**Task requirements:** Set every entry down again, unchanged, picture-free.

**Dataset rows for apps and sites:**
'''
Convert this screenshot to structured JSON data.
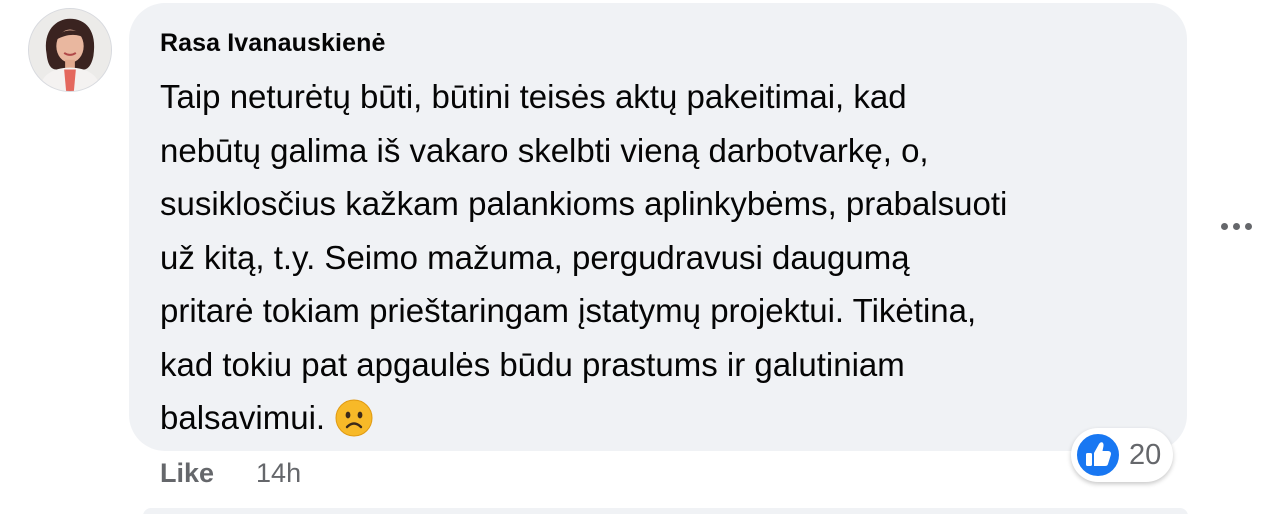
{
  "comment": {
    "author": "Rasa Ivanauskienė",
    "avatar_icon": "profile-photo",
    "text_lines": [
      "Taip neturėtų būti, būtini teisės aktų pakeitimai, kad",
      "nebūtų galima iš vakaro skelbti vieną darbotvarkę, o,",
      "susiklosčius kažkam palankioms aplinkybėms, prabalsuoti",
      "už kitą, t.y. Seimo mažuma, pergudravusi daugumą",
      "pritarė tokiam prieštaringam įstatymų projektui. Tikėtina,",
      "kad tokiu pat apgaulės būdu prastums ir galutiniam",
      "balsavimui."
    ],
    "emoji_icon": "frowning-face-emoji",
    "reaction_icon": "like-thumbs-up-icon",
    "reaction_count": "20",
    "more_icon": "more-options-icon"
  },
  "actions": {
    "like_label": "Like",
    "timestamp": "14h"
  },
  "colors": {
    "bubble": "#f0f2f5",
    "text": "#050505",
    "secondary": "#65676b",
    "like_blue": "#1877f2"
  }
}
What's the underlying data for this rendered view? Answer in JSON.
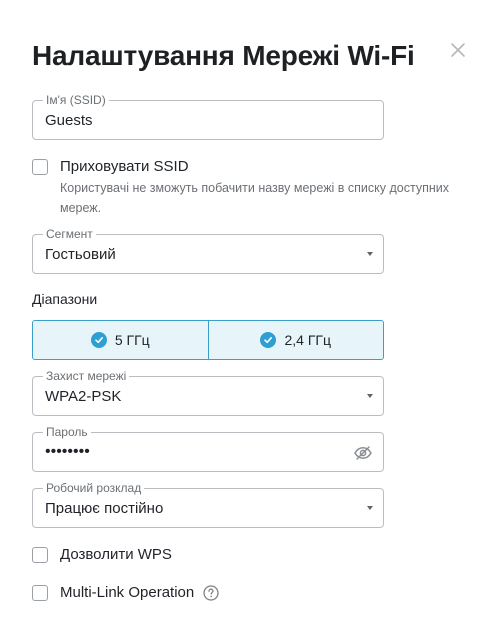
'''
**Written answer:**
Convert this screenshot to structured JSON data.
{
  "comment": {
    "author": "Rasa Ivanauskienė",
    "avatar_icon": "profile-photo",
    "text_lines": [
      "Taip neturėtų būti, būtini teisės aktų pakeitimai, kad",
      "nebūtų galima iš vakaro skelbti vieną darbotvarkę, o,",
      "susiklosčius kažkam palankioms aplinkybėms, prabalsuoti",
      "už kitą, t.y. Seimo mažuma, pergudravusi daugumą",
      "pritarė tokiam prieštaringam įstatymų projektui. Tikėtina,",
      "kad tokiu pat apgaulės būdu prastums ir galutiniam",
      "balsavimui."
    ],
    "emoji_icon": "frowning-face-emoji",
    "reaction_icon": "like-thumbs-up-icon",
    "reaction_count": "20",
    "more_icon": "more-options-icon"
  },
  "actions": {
    "like_label": "Like",
    "timestamp": "14h"
  },
  "colors": {
    "bubble": "#f0f2f5",
    "text": "#050505",
    "secondary": "#65676b",
    "like_blue": "#1877f2"
  }
}
What's the underlying data for this rendered view? Answer in JSON.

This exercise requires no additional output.